**Problem description:** Each line from the one holding "Transcribe this image's" to the last line below must be written out exactly, with no other output.

**Material provided:**
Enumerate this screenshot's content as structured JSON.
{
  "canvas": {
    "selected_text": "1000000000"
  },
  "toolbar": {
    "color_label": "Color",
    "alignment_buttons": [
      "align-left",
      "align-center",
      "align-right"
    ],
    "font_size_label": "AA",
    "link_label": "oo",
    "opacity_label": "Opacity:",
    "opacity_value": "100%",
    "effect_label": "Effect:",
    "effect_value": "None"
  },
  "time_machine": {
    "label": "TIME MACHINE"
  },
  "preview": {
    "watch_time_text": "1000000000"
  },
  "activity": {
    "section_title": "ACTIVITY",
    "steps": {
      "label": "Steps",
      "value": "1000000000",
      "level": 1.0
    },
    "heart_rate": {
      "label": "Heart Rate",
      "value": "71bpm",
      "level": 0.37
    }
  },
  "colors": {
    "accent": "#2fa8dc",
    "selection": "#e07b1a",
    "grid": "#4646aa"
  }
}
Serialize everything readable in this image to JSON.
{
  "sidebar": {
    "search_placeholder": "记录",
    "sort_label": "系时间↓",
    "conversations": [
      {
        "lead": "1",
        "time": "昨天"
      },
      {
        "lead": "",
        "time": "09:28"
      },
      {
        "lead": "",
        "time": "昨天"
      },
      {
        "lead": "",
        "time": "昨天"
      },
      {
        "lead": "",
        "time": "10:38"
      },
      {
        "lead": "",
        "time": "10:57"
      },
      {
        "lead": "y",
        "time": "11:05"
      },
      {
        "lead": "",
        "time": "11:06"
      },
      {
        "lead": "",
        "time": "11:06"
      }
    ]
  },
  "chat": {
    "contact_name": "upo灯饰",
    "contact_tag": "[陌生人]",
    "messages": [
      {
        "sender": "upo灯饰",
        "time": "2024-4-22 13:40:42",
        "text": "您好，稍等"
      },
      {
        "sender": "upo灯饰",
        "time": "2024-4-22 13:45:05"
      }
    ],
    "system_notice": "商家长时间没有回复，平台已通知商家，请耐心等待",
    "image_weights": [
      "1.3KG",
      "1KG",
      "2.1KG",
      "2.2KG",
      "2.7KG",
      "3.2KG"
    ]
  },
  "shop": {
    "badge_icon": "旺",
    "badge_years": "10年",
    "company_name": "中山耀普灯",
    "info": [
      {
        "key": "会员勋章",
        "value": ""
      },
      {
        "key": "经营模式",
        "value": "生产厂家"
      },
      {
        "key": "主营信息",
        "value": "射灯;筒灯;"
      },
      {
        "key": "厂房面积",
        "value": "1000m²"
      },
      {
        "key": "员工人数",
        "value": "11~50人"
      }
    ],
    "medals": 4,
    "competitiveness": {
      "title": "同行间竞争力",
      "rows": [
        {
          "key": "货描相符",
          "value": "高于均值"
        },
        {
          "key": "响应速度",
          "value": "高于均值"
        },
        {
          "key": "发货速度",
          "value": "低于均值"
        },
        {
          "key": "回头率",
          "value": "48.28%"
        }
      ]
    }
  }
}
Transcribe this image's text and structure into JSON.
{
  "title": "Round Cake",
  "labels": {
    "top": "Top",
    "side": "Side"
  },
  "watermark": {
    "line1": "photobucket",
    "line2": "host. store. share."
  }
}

**Exercise output:**
Transcribe this image's text and structure into JSON.
{
  "title": "Round Cake",
  "labels": {
    "top": "Top",
    "side": "Side"
  },
  "watermark": {
    "line1": "photobucket",
    "line2": "host. store. share."
  }
}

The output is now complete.